This slide demonstrates the increase in HCV incidence from 2006-2012 and that the largest increase has been in rural—as opposed to urban—areas, paralleling the burgeoning opioid epidemic. During this period, there has been a regional doubling of heroin use. In an analysis from Kentucky, Tennessee, Virginia, and West Virginia, 3 of 4 people who inject drugs had a history of prescription opioid use before initiating injection-drug use. This demonstrates what we now understand about the opioid epidemic: It often starts with misuse of prescription medications, which then leads to injection-drug use. Many of the individuals who are affected began taking opioid medications at young ages—often before 20 years of age.
In a separate meta-analysis, it was found that HCV incidence was 17% higher in women who inject drugs compared with men who inject drugs.
In this study, which specifically looked at HCV in women, investigators retrospectively pooled data from 2 databases: the National Notifiable Diseases Surveillance System and the Quest Diagnostics laboratory database. The graph depicting trends over time shows that starting in 2012, women 15-44 years of age had higher rates of acute HCV infection compared with women 45-64 years of age. Before that time, the baby boomer age group (ie, those 45-64 years of age) was at highest risk of HCV infection, but these data tell us that risk has become higher in younger people and, in particular, women of reproductive age.
Why might women be at higher risk? Studies have shown that women who inject drugs have higher incidence of HIV and higher rates of injection-related risk behaviors compared with men who inject drugs; these same injection risk behaviors put them at risk for HCV. They also have higher rates of equipment and syringe sharing. More women use injection equipment after their male partners than males after their female partners, and more women are injected by others, as opposed to injecting themselves.

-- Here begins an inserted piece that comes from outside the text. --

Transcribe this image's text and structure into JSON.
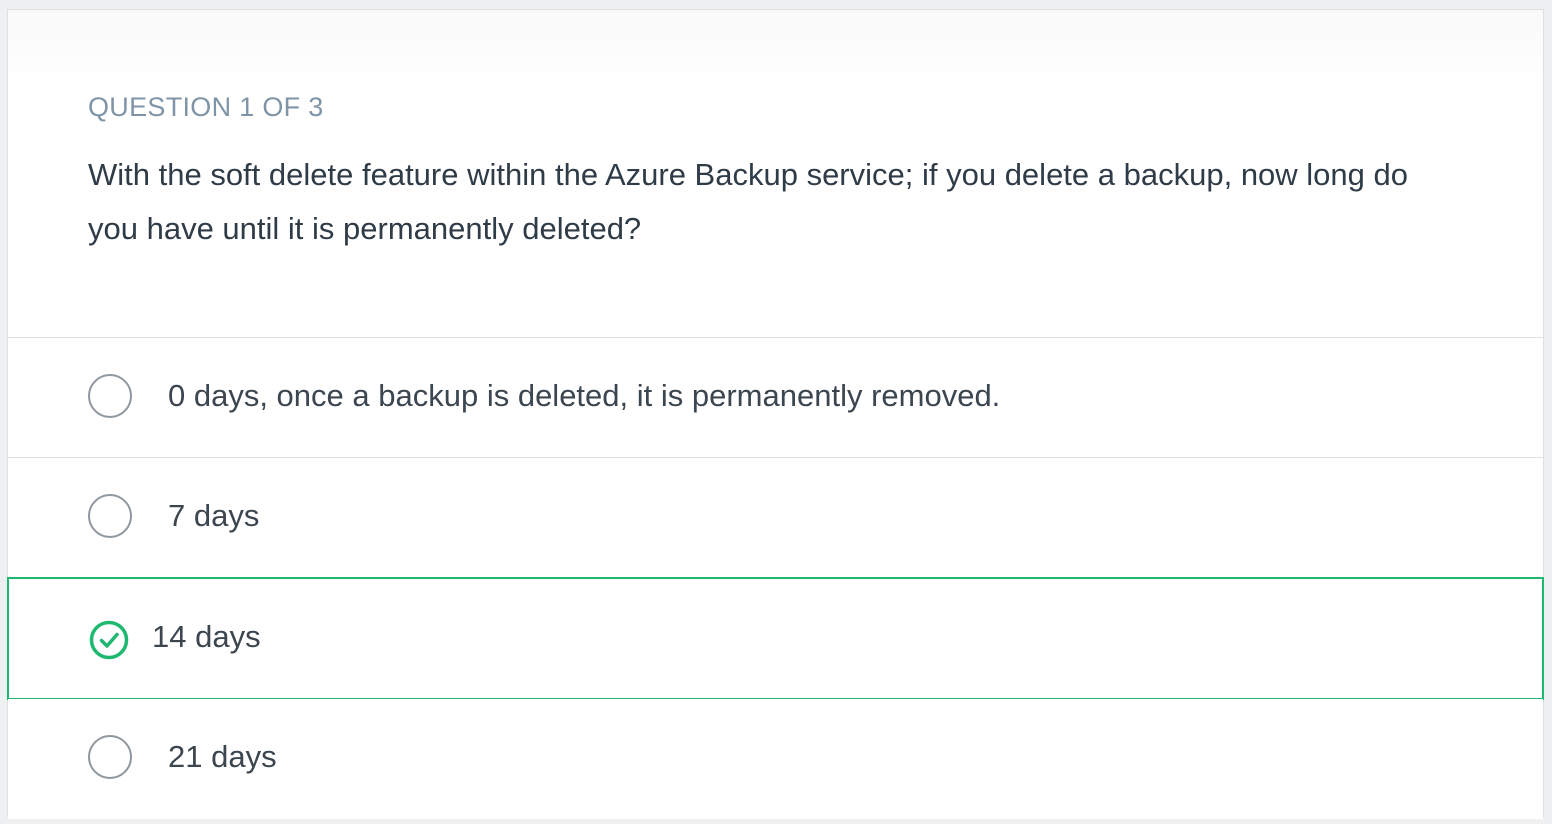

Women are more likely than men to participate in injection-drug behavior with their sexual partners, and these overlapping sexual and injecting partnerships may increase their risk behaviors. Finally, women who inject drugs may face stigma and may be less likely to participate in harm-reduction services.

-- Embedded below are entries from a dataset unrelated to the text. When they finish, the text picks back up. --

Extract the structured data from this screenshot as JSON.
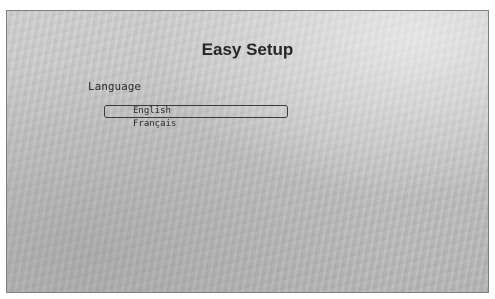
{
  "screen": {
    "title": "Easy Setup",
    "section_label": "Language",
    "options": [
      {
        "label": "English",
        "selected": true
      },
      {
        "label": "Français",
        "selected": false
      }
    ]
  }
}
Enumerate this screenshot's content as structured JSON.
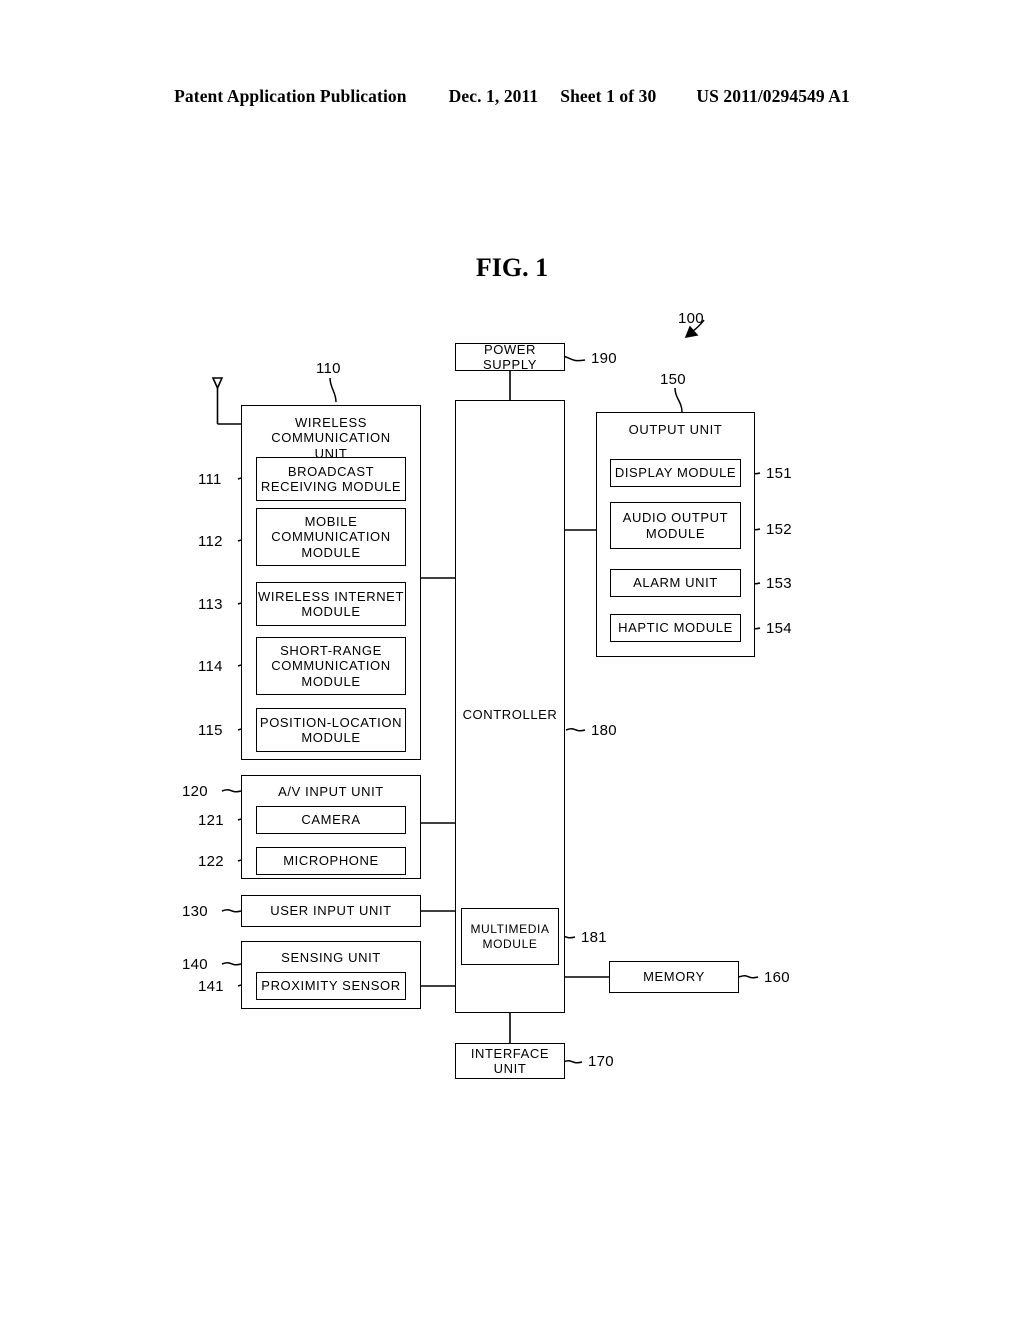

Because of these patterns, women of childbearing age may be at increased risk of acquiring HCV infection. Therefore, it is critical to counsel women on harm-reduction services and safe injection practices to avoid HCV infection and reinfection.
Paralleling the rise in HCV incidence among younger women, there also has been an increase in HCV infections among women during pregnancy. On the slide are data from a large, retrospective study of live births in the United States from 2009-2017. The panel on the left documents a significant increase in HCV prevalence during pregnancy, particularly among non-Hispanic White women. Reported prevalence of maternal HCV infection increased by 161% over this period.
It is important to note that, although there is a clear recognition of how the opioid epidemic has led to increased HCV infections among young women during this period, the increases may also in part reflect increased testing of this population and identification of more cases.